frieze new york 2014
In December 1993, a young artist opened a solo show at the year-old David Zwirner Gallery in Soho. There were offset prints, sculptures of books, a piece involving a mirror and, in the back room, a photograph of the artist’s apartment on 97th Street.
“It’s so dreary at art fairs talking about art fairs and collections. You know what I mean?” said Tom Eccles, the executive director of the Center for Curatorial Studies at Bard College, who co-organized this year’s program of Frieze Talks. “It’s normally sort of very self-congratulatory, it’s the usual subjects.”
He was standing outside the Randall’s Island tent on Friday, stealing a quick cigarette, after the most-talked-about talk on his roster wrapped up: Pussy Riot cofounders in conversation with New Yorker editor David Remnick.
“Just once, I’d like to go to a gala that goes completely wrong, where things catch on fire,” said Massimiliano Gioni, associate director of the New Museum. He was chatting with curator Cecilia Alemani, his wife, and Tom Eccles, the executive director of the Center for Curatorial Studies at Bard College, about the New Museum’s Read More
Lanky Martin Creed was standing on the first floor of Hauser & Wirth gallery on the Upper East Side, dressed in lightly paint-splattered, black pants that rose up just above the ankles and an ever-so-slightly mismatched navy shirt, his frizzy gray hair pulled into a ponytail and his face covered by glasses so large they looked like protective eyewear.

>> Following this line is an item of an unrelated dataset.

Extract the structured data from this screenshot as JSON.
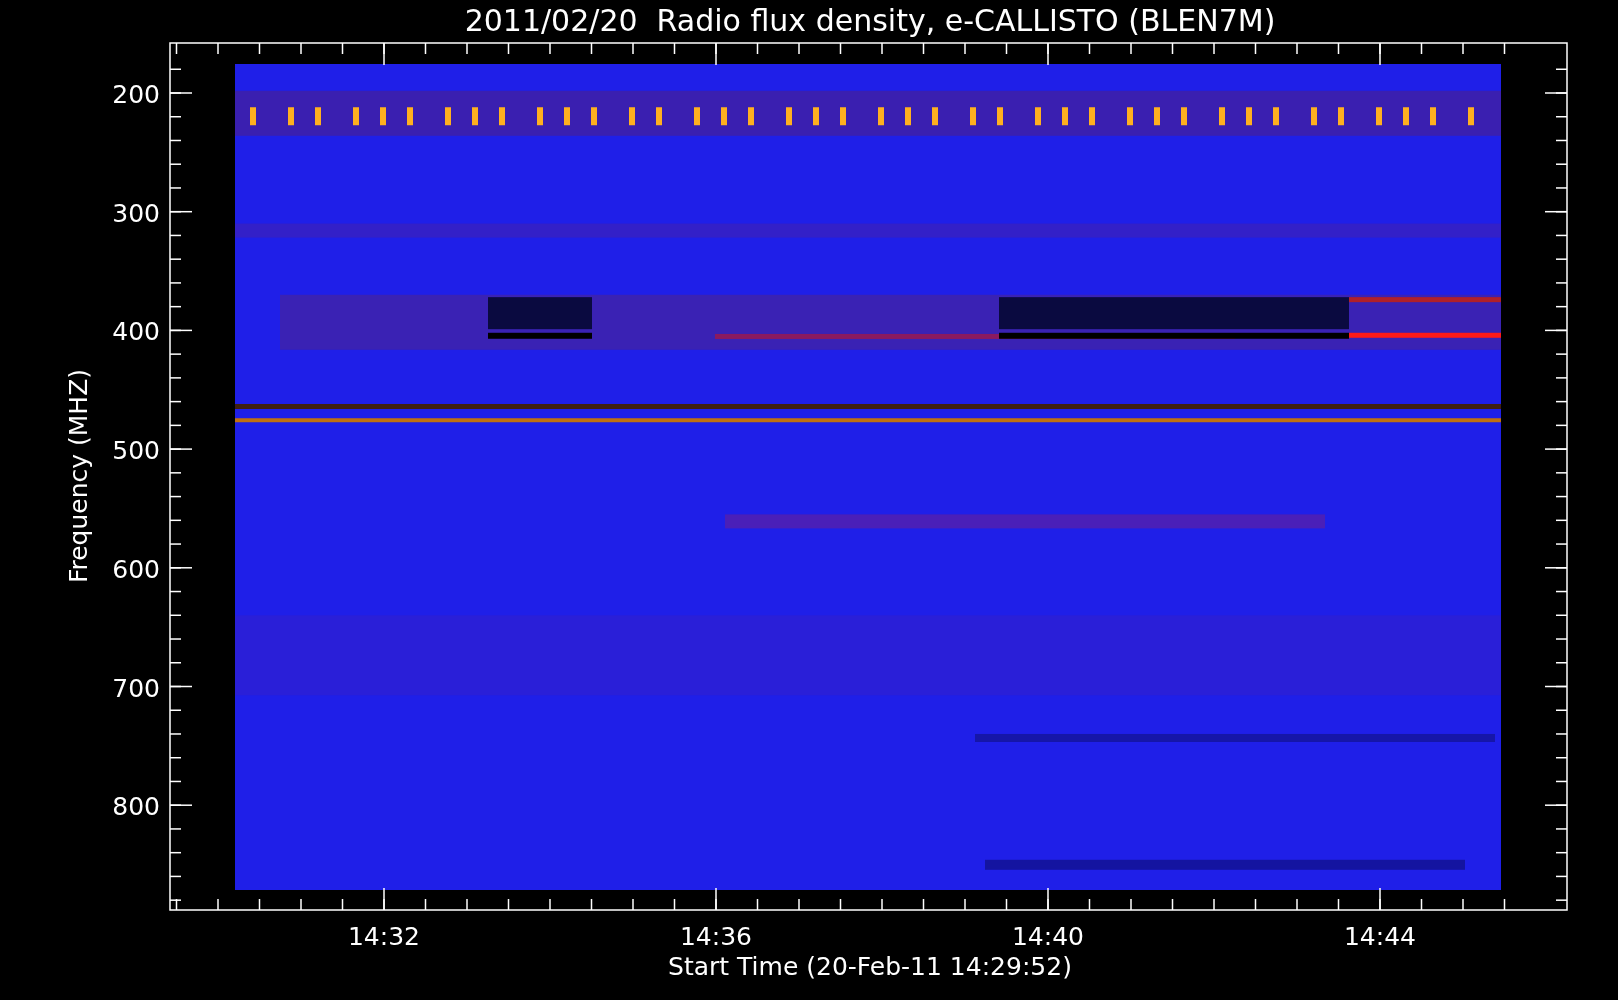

He was laughing enormously about—something. With apologies to our brothers and sisters across the pond, his giggles were punctuated with bursts of indecipherable Scottish twang, made all the more difficult to discern by the presence of his parents, making use of their own heavy slurs. This was somehow appropriate, though, because “what is he trying to say” is a frequent starting point for the uninitiated in conversations about Mr. Creed.
Frieze New York 2013
“At Bard,” Tom Eccles announced to his dinner guests on Friday night, “you can think.” The executive director of the college’s Center for Curatorial Studies had preceded this by referring to the college’s Annandale-on-Hudson campus being far–around two hours by car—from the “hothouse” of New York, but the folks who’d come up for the opening Read More
Any lingering storm clouds hanging over yesterday’s VIP preview of Frieze New York were thoroughly blasted away by 4 p.m., when bright sunlight glinted off Paul McCarthy’s Balloon Dog (2013), an 80-foot, cherry-colored sculpture created especially for the fair. “Paul has sexualized the dog,” said the rakish Tom Eccles, former Public Art Fund director and this year’s Sculpture Park curator, as he led a few card-carrying VIPs up to the gigantic piece. Mr. Eccles pointed to the anatomically suggestive shapes of the Koons-esque animal, though they didn’t need much identification. Now executive director of the Center for Curatorial Studies at Bard, Mr. Eccles briefly discussed his curatorial work on Mr. McCarthy’s upcoming installation at the Park Avenue Armory. He described “WS,” which stands for “White Snow” and opens June 19, as a “gory, horrifying tale of Paul McCarthy as Disney, as Hitler, in love with Snow White.” (Spoiler alert: Mr. McCarthy is eventually destroyed by the seven dwarves, but not before he engages in “a sexual frenzy” with them and Snow White.)
Look at This!
The next time you have 10 minutes to spare, read this 2007 conversation between Tom Eccles, the former director of the Public Art Fund, and the late Franz West, who died today at the age of 65. It’s a beauty.
West discusses growing up in Austria immediately after World War II, his dentist mother (“There was always a lot of screaming and blood”) and various series he’s produced over the years.
In a summer of sprawling group shows that range from the gutsy to the foreboding, it’s a fine change of pace to come across “Painting in Space” at Luhring Augustine, which contains a relatively succinct collection of (predominantly strong) works in a variety of mediums by 25 firmly established artist.
Frieze New York
ArtPrize, the annual art competition in Grand Rapids, Mich., which awards artists sizable financial awards based on public voting and the verdicts of experts, will have a star-studded cast of jurors in its 2012 edition, which is the fourth iteration of the project.
Today, the organizers of the first ever Frieze New York fair announced the selections for the art fair’s sculpture park, located just two minutes from the tent where the fair will be held.